== What to produce ==
Although the records contain pictures, the copy must not; reproduce everything else in them exactly.

════════════════

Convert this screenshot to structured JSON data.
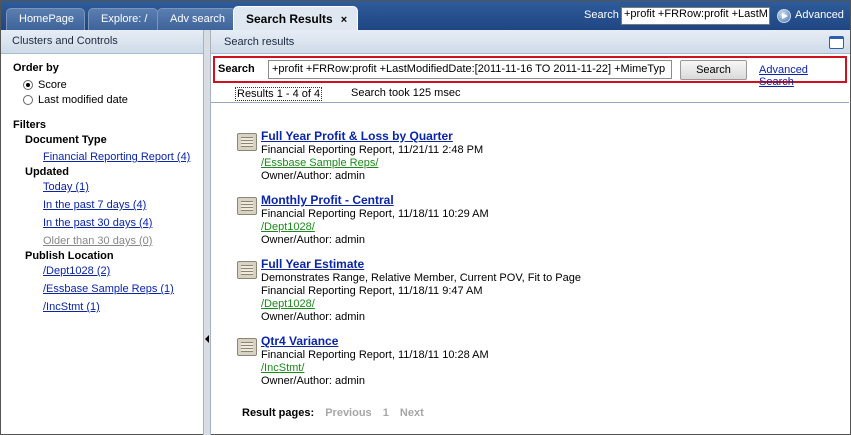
{
  "tabs": [
    {
      "label": "HomePage"
    },
    {
      "label": "Explore: /"
    },
    {
      "label": "Adv search"
    },
    {
      "label": "Search Results"
    }
  ],
  "tab_close_symbol": "×",
  "top_search": {
    "label": "Search",
    "value": "+profit +FRRow:profit +LastM",
    "advanced_label": "Advanced"
  },
  "left_panel": {
    "title": "Clusters and Controls",
    "order_by": {
      "title": "Order by",
      "options": [
        {
          "label": "Score",
          "selected": true
        },
        {
          "label": "Last modified date",
          "selected": false
        }
      ]
    },
    "filters": {
      "title": "Filters",
      "document_type": {
        "title": "Document Type",
        "items": [
          "Financial Reporting Report (4)"
        ]
      },
      "updated": {
        "title": "Updated",
        "items": [
          "Today (1)",
          "In the past 7 days (4)",
          "In the past 30 days (4)",
          "Older than 30 days (0)"
        ]
      },
      "publish_location": {
        "title": "Publish Location",
        "items": [
          "/Dept1028 (2)",
          "/Essbase Sample Reps (1)",
          "/IncStmt (1)"
        ]
      }
    }
  },
  "main": {
    "title": "Search results",
    "search_label": "Search",
    "query": "+profit +FRRow:profit +LastModifiedDate:[2011-11-16 TO 2011-11-22] +MimeTyp",
    "search_button": "Search",
    "advanced_link": "Advanced Search",
    "results_count": "Results  1 - 4  of  4",
    "search_time": "Search took 125 msec",
    "results": [
      {
        "title": "Full Year Profit & Loss by Quarter",
        "description": "",
        "meta": "Financial Reporting Report, 11/21/11 2:48 PM",
        "path": "/Essbase Sample Reps/",
        "owner": "Owner/Author: admin"
      },
      {
        "title": "Monthly Profit - Central",
        "description": "",
        "meta": "Financial Reporting Report, 11/18/11 10:29 AM",
        "path": "/Dept1028/",
        "owner": "Owner/Author: admin"
      },
      {
        "title": "Full Year Estimate",
        "description": "Demonstrates Range, Relative Member, Current POV, Fit to Page",
        "meta": "Financial Reporting Report, 11/18/11 9:47 AM",
        "path": "/Dept1028/",
        "owner": "Owner/Author: admin"
      },
      {
        "title": "Qtr4 Variance",
        "description": "",
        "meta": "Financial Reporting Report, 11/18/11 10:28 AM",
        "path": "/IncStmt/",
        "owner": "Owner/Author: admin"
      }
    ],
    "pager": {
      "label": "Result pages:",
      "previous": "Previous",
      "page": "1",
      "next": "Next"
    }
  },
  "colors": {
    "accent": "#1f4682",
    "link": "#0b24a8",
    "path": "#1a8a1a",
    "highlight_border": "#d0101f"
  },
  "icons": [
    "close-icon",
    "go-arrow-icon",
    "maximize-icon",
    "collapse-arrow-icon",
    "report-document-icon"
  ]
}
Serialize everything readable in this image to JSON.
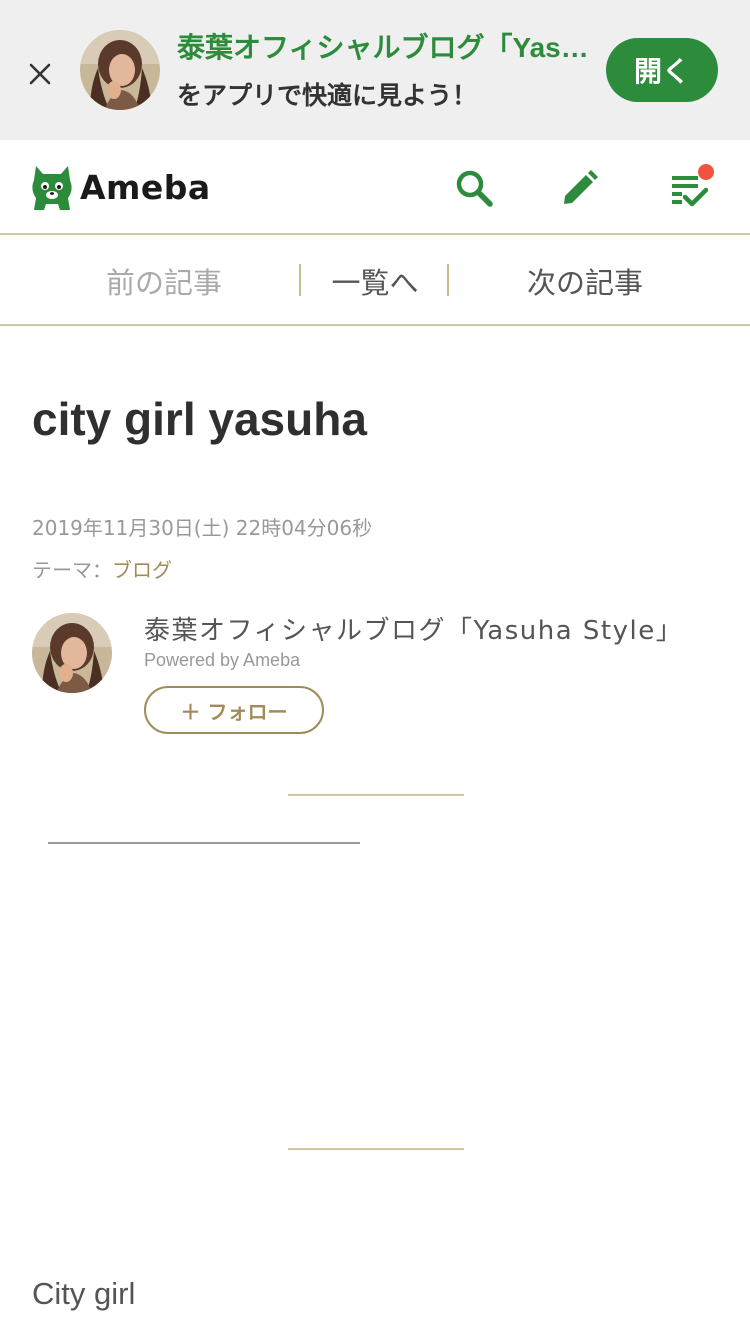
{
  "banner": {
    "title": "泰葉オフィシャルブログ「Yasuha Style」",
    "subtitle": "をアプリで快適に見よう！",
    "open_label": "開く"
  },
  "header": {
    "logo_text": "Ameba",
    "icons": [
      "search-icon",
      "pencil-icon",
      "checklist-icon"
    ]
  },
  "pager": {
    "prev_label": "前の記事",
    "list_label": "一覧へ",
    "next_label": "次の記事"
  },
  "article": {
    "title": "city girl yasuha",
    "date": "2019年11月30日(土) 22時04分06秒",
    "theme_prefix": "テーマ：",
    "theme": "ブログ",
    "body_text": "City girl"
  },
  "author": {
    "blog_name": "泰葉オフィシャルブログ「Yasuha Style」",
    "powered_by": "Powered by Ameba",
    "follow_label": "＋ フォロー"
  },
  "colors": {
    "brand_green": "#2d8c3c",
    "accent_gold": "#a08c5a",
    "notification_red": "#f0533f"
  }
}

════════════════

== Reply to the exercise ==
Convert this screenshot to structured JSON data.
{
  "tabs": [
    {
      "label": "HomePage"
    },
    {
      "label": "Explore: /"
    },
    {
      "label": "Adv search"
    },
    {
      "label": "Search Results"
    }
  ],
  "tab_close_symbol": "×",
  "top_search": {
    "label": "Search",
    "value": "+profit +FRRow:profit +LastM",
    "advanced_label": "Advanced"
  },
  "left_panel": {
    "title": "Clusters and Controls",
    "order_by": {
      "title": "Order by",
      "options": [
        {
          "label": "Score",
          "selected": true
        },
        {
          "label": "Last modified date",
          "selected": false
        }
      ]
    },
    "filters": {
      "title": "Filters",
      "document_type": {
        "title": "Document Type",
        "items": [
          "Financial Reporting Report (4)"
        ]
      },
      "updated": {
        "title": "Updated",
        "items": [
          "Today (1)",
          "In the past 7 days (4)",
          "In the past 30 days (4)",
          "Older than 30 days (0)"
        ]
      },
      "publish_location": {
        "title": "Publish Location",
        "items": [
          "/Dept1028 (2)",
          "/Essbase Sample Reps (1)",
          "/IncStmt (1)"
        ]
      }
    }
  },
  "main": {
    "title": "Search results",
    "search_label": "Search",
    "query": "+profit +FRRow:profit +LastModifiedDate:[2011-11-16 TO 2011-11-22] +MimeTyp",
    "search_button": "Search",
    "advanced_link": "Advanced Search",
    "results_count": "Results  1 - 4  of  4",
    "search_time": "Search took 125 msec",
    "results": [
      {
        "title": "Full Year Profit & Loss by Quarter",
        "description": "",
        "meta": "Financial Reporting Report, 11/21/11 2:48 PM",
        "path": "/Essbase Sample Reps/",
        "owner": "Owner/Author: admin"
      },
      {
        "title": "Monthly Profit - Central",
        "description": "",
        "meta": "Financial Reporting Report, 11/18/11 10:29 AM",
        "path": "/Dept1028/",
        "owner": "Owner/Author: admin"
      },
      {
        "title": "Full Year Estimate",
        "description": "Demonstrates Range, Relative Member, Current POV, Fit to Page",
        "meta": "Financial Reporting Report, 11/18/11 9:47 AM",
        "path": "/Dept1028/",
        "owner": "Owner/Author: admin"
      },
      {
        "title": "Qtr4 Variance",
        "description": "",
        "meta": "Financial Reporting Report, 11/18/11 10:28 AM",
        "path": "/IncStmt/",
        "owner": "Owner/Author: admin"
      }
    ],
    "pager": {
      "label": "Result pages:",
      "previous": "Previous",
      "page": "1",
      "next": "Next"
    }
  },
  "colors": {
    "accent": "#1f4682",
    "link": "#0b24a8",
    "path": "#1a8a1a",
    "highlight_border": "#d0101f"
  },
  "icons": [
    "close-icon",
    "go-arrow-icon",
    "maximize-icon",
    "collapse-arrow-icon",
    "report-document-icon"
  ]
}
Serialize everything readable in this image to JSON.
{
  "banner": {
    "title": "泰葉オフィシャルブログ「Yasuha Style」",
    "subtitle": "をアプリで快適に見よう！",
    "open_label": "開く"
  },
  "header": {
    "logo_text": "Ameba",
    "icons": [
      "search-icon",
      "pencil-icon",
      "checklist-icon"
    ]
  },
  "pager": {
    "prev_label": "前の記事",
    "list_label": "一覧へ",
    "next_label": "次の記事"
  },
  "article": {
    "title": "city girl yasuha",
    "date": "2019年11月30日(土) 22時04分06秒",
    "theme_prefix": "テーマ：",
    "theme": "ブログ",
    "body_text": "City girl"
  },
  "author": {
    "blog_name": "泰葉オフィシャルブログ「Yasuha Style」",
    "powered_by": "Powered by Ameba",
    "follow_label": "＋ フォロー"
  },
  "colors": {
    "brand_green": "#2d8c3c",
    "accent_gold": "#a08c5a",
    "notification_red": "#f0533f"
  }
}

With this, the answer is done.